With the 2018 NFL season officially over, the league now shifts to reshaping rosters.If the Minnesota Vikings expect to be the team to unseat the Patriots in Super Bowl LIV, these are key steps they will have to take. Here is my plan as to how to achieve that end.
1. Get Back to the Original Blueprint
The Vikings have spent the better part of the past seven years building up the core of their roster through the draft, with a few notable players coming outside of that window and method. With most of these core players now on their second contracts, the team will need to revert back to this strategy to replace the players they cannot afford to renew.
The Vikings have essentially reached a limit for being able to re-sign players to large contract extensions. If they’re going to remain a competitive team, they will need to acquire talent for cheap. There’s no better place to find that than how they did before they started spending big money: the NFL Draft.
2. Address Contracts, Good and Bad
Aside from letting a few top free agents walk, one of the team’s priorities is to make some cuts to the roster to free up some cap space to be able to make a few low-cost additions to the roster. Mike Remmers and Andrew Sendejo would be locks to be cut as they have viable replacements already on the roster. Kyle Rudolph would be another candidate to weigh cutting if I couldn’t get him to agree to a restructure.

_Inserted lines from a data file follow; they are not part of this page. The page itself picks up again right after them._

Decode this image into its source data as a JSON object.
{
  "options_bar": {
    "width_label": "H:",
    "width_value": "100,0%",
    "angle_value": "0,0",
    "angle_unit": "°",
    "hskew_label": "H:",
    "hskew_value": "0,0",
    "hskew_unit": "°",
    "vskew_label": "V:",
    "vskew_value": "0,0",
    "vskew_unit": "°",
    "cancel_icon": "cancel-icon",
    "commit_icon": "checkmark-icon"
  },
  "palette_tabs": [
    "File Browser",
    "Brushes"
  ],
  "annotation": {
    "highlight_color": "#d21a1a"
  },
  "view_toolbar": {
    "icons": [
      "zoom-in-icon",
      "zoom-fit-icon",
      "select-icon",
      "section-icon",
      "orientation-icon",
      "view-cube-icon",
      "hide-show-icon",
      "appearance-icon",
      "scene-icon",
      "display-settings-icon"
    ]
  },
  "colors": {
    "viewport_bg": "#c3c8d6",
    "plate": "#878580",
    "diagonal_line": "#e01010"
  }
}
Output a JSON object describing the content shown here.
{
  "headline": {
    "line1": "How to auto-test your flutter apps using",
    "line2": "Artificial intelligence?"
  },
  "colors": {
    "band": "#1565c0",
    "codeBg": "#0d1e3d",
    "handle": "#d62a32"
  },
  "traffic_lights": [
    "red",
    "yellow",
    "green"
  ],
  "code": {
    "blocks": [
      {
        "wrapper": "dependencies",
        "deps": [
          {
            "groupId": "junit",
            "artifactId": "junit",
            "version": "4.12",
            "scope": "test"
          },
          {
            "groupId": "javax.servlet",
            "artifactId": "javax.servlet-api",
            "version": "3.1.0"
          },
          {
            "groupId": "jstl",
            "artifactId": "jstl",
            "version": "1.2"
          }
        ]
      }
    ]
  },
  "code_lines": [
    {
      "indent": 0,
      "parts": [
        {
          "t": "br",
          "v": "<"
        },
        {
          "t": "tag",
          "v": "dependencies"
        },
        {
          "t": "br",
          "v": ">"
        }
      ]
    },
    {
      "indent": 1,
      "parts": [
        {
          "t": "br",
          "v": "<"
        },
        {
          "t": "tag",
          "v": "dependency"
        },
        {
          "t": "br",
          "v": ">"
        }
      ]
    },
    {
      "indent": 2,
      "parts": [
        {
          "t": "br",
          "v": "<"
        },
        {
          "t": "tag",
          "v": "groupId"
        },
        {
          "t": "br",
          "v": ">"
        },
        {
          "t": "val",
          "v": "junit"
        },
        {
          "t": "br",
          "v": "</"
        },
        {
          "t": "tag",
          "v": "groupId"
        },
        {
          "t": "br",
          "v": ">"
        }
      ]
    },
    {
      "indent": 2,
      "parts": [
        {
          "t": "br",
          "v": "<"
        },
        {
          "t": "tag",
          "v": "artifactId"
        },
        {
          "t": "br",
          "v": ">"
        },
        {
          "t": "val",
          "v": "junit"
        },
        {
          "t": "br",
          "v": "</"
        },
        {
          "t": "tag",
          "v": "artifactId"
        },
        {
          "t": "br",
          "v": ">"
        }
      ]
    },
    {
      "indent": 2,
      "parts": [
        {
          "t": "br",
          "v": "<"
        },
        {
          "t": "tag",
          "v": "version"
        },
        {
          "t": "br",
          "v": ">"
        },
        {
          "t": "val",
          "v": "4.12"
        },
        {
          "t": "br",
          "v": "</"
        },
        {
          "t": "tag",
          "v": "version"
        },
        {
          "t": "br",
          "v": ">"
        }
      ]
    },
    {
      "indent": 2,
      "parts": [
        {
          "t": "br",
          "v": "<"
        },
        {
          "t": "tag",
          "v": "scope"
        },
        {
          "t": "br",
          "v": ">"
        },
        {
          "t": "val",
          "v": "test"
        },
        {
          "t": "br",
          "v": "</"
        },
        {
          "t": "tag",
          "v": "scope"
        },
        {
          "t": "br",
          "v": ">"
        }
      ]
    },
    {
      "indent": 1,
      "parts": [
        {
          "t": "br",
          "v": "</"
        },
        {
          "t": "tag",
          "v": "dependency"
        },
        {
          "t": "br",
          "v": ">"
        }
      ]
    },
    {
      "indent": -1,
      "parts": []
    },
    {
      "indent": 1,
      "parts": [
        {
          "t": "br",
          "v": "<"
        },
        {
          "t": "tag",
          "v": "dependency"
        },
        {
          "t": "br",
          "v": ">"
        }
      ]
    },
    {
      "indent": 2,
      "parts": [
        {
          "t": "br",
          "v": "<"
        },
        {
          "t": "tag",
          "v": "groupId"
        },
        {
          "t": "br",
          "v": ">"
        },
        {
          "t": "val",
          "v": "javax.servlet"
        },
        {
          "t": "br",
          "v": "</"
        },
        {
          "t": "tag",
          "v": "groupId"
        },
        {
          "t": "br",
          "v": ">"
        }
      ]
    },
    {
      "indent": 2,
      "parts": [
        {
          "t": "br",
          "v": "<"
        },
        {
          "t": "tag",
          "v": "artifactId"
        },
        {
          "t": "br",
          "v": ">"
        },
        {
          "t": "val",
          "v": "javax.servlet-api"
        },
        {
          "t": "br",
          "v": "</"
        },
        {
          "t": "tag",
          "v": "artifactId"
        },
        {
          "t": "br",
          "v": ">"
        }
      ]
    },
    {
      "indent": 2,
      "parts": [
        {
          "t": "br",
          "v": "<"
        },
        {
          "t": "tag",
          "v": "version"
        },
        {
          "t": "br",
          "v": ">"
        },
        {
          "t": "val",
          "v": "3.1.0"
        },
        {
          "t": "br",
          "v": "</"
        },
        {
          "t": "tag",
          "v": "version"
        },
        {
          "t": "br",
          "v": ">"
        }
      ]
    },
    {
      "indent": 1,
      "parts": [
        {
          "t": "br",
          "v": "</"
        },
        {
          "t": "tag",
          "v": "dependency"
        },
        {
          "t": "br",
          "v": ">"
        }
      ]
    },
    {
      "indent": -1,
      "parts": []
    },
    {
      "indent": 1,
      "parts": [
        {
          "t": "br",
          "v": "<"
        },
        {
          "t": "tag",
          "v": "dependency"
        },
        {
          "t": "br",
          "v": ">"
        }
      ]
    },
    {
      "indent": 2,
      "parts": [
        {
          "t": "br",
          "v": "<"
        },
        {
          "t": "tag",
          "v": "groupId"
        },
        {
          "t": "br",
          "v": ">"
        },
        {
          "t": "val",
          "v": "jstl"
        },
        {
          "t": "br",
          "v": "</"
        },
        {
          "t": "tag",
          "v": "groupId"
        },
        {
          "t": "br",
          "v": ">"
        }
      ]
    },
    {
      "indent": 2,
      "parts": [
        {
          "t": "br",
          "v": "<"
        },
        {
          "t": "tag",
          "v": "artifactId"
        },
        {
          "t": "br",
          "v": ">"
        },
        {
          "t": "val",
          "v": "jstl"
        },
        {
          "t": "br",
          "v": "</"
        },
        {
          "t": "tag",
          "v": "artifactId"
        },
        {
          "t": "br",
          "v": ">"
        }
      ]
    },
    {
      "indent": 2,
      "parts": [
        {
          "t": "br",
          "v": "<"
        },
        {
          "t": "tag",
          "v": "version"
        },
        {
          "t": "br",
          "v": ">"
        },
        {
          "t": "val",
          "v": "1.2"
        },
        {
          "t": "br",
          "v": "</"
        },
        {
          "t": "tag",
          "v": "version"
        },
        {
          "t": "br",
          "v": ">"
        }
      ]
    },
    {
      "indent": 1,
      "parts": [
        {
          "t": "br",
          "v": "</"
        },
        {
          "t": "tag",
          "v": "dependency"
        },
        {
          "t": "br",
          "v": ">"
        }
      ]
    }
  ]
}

The only big money move I’d look to make this spring is to re-do Adam Thielen’s contract, to pay him in line with what other top receivers are making. With the level of production he’s had over the past two seasons since he signed his first extension after 2016, he’s grossly underpaid. This is a contract dispute just waiting to happen. Addressing the contract now eliminates even whispers of a potential holdout.
3. Trading Players
This has to happen. The Vikings have a surplus of assets on the roster, particularly on the defensive line and at cornerback. Rather than wait until they become unaffordable and lose them for nothing, they need to utilize the value these guys carry and trade them for either players that they need elsewhere on the roster or for draft picks, or both. Doing so will also open up additional cap space in the short term.
A few candidates I’d have in mind:
CB Xavier Rhodes – when healthy, he’s arguably one of the top five cornerbacks in the NFL and would likely fetch the greatest return of any of the trade candidates on my list. The fact that the Vikings run five deep at corner is reason enough to weigh in favor of a trade. Moving him would provide some cap space, more than enough to retain both Trae Waynes and Mackenzie Alexander if they desired to.
DE Everson Griffen – With the emergence of Stephen Weatherly during his 5-week absence, Griffen has been floated as possible cap casualty in some news circles. That would be wreckless as he still has a number of years left in the tank. His price tag is a little high, but I’d still see what I could get in a trade for him. There are more than a few pass-rush needy teams out there with cap space who’d be interested in taking him on, even if the price tag may be a little high.
CB Trae Waynes or MacKenzie Alexander – both are in the last year of their contracts. With Rhodes already on a big contract extension, both aren’t likely to be staying beyond 2019 if the Vikings aren’t willing to deal Rhodes. Maybe one (Alexander would be cheaper), but not both. With Mike Hughes and Holton Hill on rookie deals for at least three more years, why not see what I can get in a trade rather than simply let them walk for nothing.
4. Lay Low During Free Agency
This was what we saw in the early years of Mike Zimmer’s tenure. This is now the approach they need to re-adopt. With limited cap space, even after making some roster cuts, they need to limit their spending.
That means I’m letting both Anthony Barr and Sheldon Richardson walk. I look for some low-cost depth players to fill those positions until draft day. My biggest signing will be one of the second-tier offensive linemen that’s projected to be available (Matt Paradis is one of the names being pitched). Doing this provides more draft flexibility as defensive line and linebacker will also be high priorities on draft day.
5. Cover the Top 3 Needs within the first Three Rounds
By draft day, the top three needs should be offensive line, linebacker and defensive line (in that order). The only position outside of those three I’d consider adding a talent early is tight end, so long as it does not compromise the ability to fix those issues.
If there is a log jam of top offensive linemen, I’d look to trade down a few spots. That way, I could pick up some extra picks since I know I can still get someone I covet later. It doesn’t mean I’m taking one in the first round, but I can now afford to add a luxury selection in one of the earlier rounds. Swinging the right trade can make this happen.
The primary mission for the 2019 offseason has to be about protecting their investment in quarterback Kirk Cousins. After searching nearly a decade for a long-term fix at the game’s most important position, they spent big on him last offseason to be that guy. If he’s going to keep his end of the deal, the team needs to ensure he has every chance to do so.